The bill of fare for today’s luncheon is crow. I recently wrote something that attracted a lot of criticism, and some of that criticism was earned. I packaged some occupational information in a way that several readers found misleading. Let’s look at what we can learn from this kerfuffle.
The main appeal of the books in the Best Jobs series is the lists of occupations the books feature: Best Jobs for People with an Artistic Personality, Best Jobs in the Health Science Career Cluster, Best Jobs That Usually Require a Bachelor’s Degree, and so forth. I often add some “bonus” lists that sort the selection of occupations in some unexpected way, such as bringing in a different database, or sorting the database according to a criterion not used elsewhere in the book.
In a recent book, the second edition of 250 Best-Paying Jobs, I included a bonus list called “28 Jobs in Which Even Beginners Are Well-Paid.” The list featured occupations in which the workers who earn at the 10th percentile (meaning that 90 percent of the workers in the occupation earn more than they do) still earn at least $51,540, which means they earn more than 75 percent of all American wage-earners. The title for the list reflects the assumption that in any occupation, the workers in the lowest decile of the earnings distribution tend to be beginners, so the 10th percentile wage can serve as a rough indicator of beginning wages.
When this list appeared in a press release, it was featured in several media outlets. And that’s when I started getting negative feedback. Let me emphasize that any fault is mine; I have nothing but the highest praise for the skills of JIST’s publicist, Selena Dehne. It’s a tribute to her wide reach that my list reached so many critical readers.

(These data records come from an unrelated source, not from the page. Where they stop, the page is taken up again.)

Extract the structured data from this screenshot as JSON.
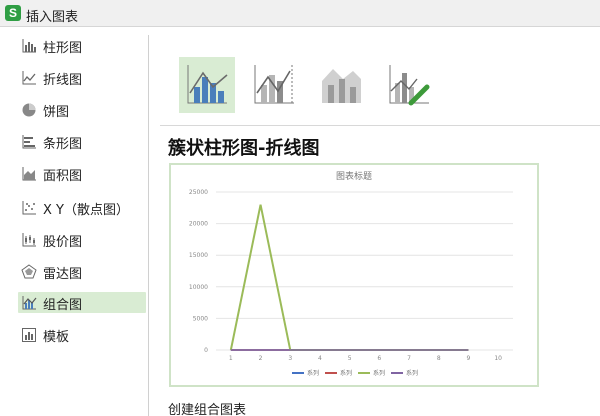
{
  "window": {
    "title": "插入图表",
    "app_icon_letter": "S"
  },
  "sidebar": {
    "items": [
      {
        "label": "柱形图",
        "icon": "column-chart-icon"
      },
      {
        "label": "折线图",
        "icon": "line-chart-icon"
      },
      {
        "label": "饼图",
        "icon": "pie-chart-icon"
      },
      {
        "label": "条形图",
        "icon": "bar-chart-icon"
      },
      {
        "label": "面积图",
        "icon": "area-chart-icon"
      },
      {
        "label": "X Y（散点图）",
        "icon": "scatter-chart-icon"
      },
      {
        "label": "股价图",
        "icon": "stock-chart-icon"
      },
      {
        "label": "雷达图",
        "icon": "radar-chart-icon"
      },
      {
        "label": "组合图",
        "icon": "combo-chart-icon",
        "selected": true
      },
      {
        "label": "模板",
        "icon": "template-icon"
      }
    ]
  },
  "subtypes": [
    {
      "icon": "clustered-column-line-icon",
      "selected": true
    },
    {
      "icon": "clustered-column-line-secondary-axis-icon"
    },
    {
      "icon": "stacked-area-clustered-column-icon"
    },
    {
      "icon": "custom-combination-icon"
    }
  ],
  "main": {
    "heading": "簇状柱形图-折线图",
    "footer_label": "创建组合图表"
  },
  "colors": {
    "selected_bg": "#d9ecd3",
    "accent_green": "#2f9e44"
  },
  "chart_data": {
    "type": "line",
    "title": "图表标题",
    "x": [
      1,
      2,
      3,
      4,
      5,
      6,
      7,
      8,
      9,
      10
    ],
    "ylim": [
      0,
      25000
    ],
    "yticks": [
      0,
      5000,
      10000,
      15000,
      20000,
      25000
    ],
    "ytick_labels": [
      "0",
      "5000",
      "10000",
      "15000",
      "20000",
      "25000"
    ],
    "grid": true,
    "legend": "bottom",
    "series": [
      {
        "name": "系列",
        "color": "#4472c4",
        "values": [
          0,
          0,
          0,
          0,
          0,
          0,
          0,
          0,
          0,
          null
        ]
      },
      {
        "name": "系列",
        "color": "#c0504d",
        "values": [
          0,
          0,
          0,
          0,
          0,
          0,
          0,
          0,
          0,
          null
        ]
      },
      {
        "name": "系列",
        "color": "#9bbb59",
        "values": [
          0,
          23000,
          0,
          0,
          0,
          0,
          0,
          0,
          0,
          null
        ]
      },
      {
        "name": "系列",
        "color": "#8064a2",
        "values": [
          0,
          0,
          0,
          0,
          0,
          0,
          0,
          0,
          0,
          null
        ]
      }
    ]
  }
}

The item on the list that attracted criticism was Airline Pilots, Copilots, and Flight Engineers, which was listed with a beginning wage of $55,330. One of the Web sites that ran the press release received several e-mails from pilots who said that beginners are paid much less than this. One person took the trouble to Google my e-mail address and wrote me directly to say that pilots “start at American Eagle or one of the many slave labor USAir/Northwest Jet Link/Continental Express carriers. They start you at $20,000, less than a new hire at Burger King.”
I actually had read about the shockingly low wages of beginning airline pilots; the news media carried several stories about this when a regional airline crashed outside Buffalo in February of 2009. The National Transportation Safety Board reported that the copilot on that flight earned only $16,000 per year; her employer later stated that she earned $23,900, but that is still a very low wage for such a high-skill job. Even the major airlines don’t pay $55,330 to pilots in their first year, as you can see in a salary survey report.
In my own defense, I should point out that both the book and the press release stated that the wage figure I reported was the 10th percentile. But this case points out the risks of assuming that the 10th percentile figure is a useful stand-in for the beginning wage.
My guess is that there is great variation between occupations in where the true beginning wage falls in the distribution of all wage-earners. In some occupations, the lowest-earning decile and the pool of beginners may be roughly the same group of workers. But not in all, as the case of airline pilots points out (to my chagrin).
Why is the distribution so different for airline pilots? Probably an important cause is the low turnover rate of the occupation. Pilots qualify for the job by logging many hours of flight experience, often in the military but sometimes from work as flight instructors. Once they break into the career, they are discouraged from leaving because of the time and effort they have expended to get started. They are encouraged to stay in the occupation by the possibility of six-figure salaries (with extra earnings for overtime, extra trips, per diem expenses, and international flights) that captains earn. And they can stay in the occupation a long time; they are not required to retire until age 65. This low turnover rate would tend to keep the pool of beginners fairly small, perhaps considerably smaller than 10 percent of the wage-earners.
The other major contributing factor is the airline’s fiscal woes. You probably have heard that airlines charge you a fee when they check your bag or change your reservation to a roomier seat. The same economic forces that created these nuisance fees are conspiring to keep beginning pilots’ earnings low. While this situation persists, the difference between the earnings of the 10th and 5th percentiles will probably remain more steep than in most occupations.
(For more on pilots’ earnings, see a blog entry on The Wall Street Journal site.)
The fundamental question, then, is whether it makes sense for me to continue using the 10th percentile earnings as a rough indicator of beginning wages across occupations. One solution is to drop this figure and report only the median wage, but I feel that readers will lose an important indicator of wage growth potential if they are shown only one point in the income distribution. Another solution is to label this figure the “10th percentile earnings,” but I fear that many readers will not understand this term. Still another solution, which I actually used in 150 Recession-Proof Jobs, is to indicate the wage growth potential of the occupation by calculating the ratio of the 10th percentile earnings to the median, and then offer an appropriate verbal phrase, such as “Earnings Growth Percentage: High.”
I have not yet made up my mind about the best strategy to use and welcome comments from readers, as always.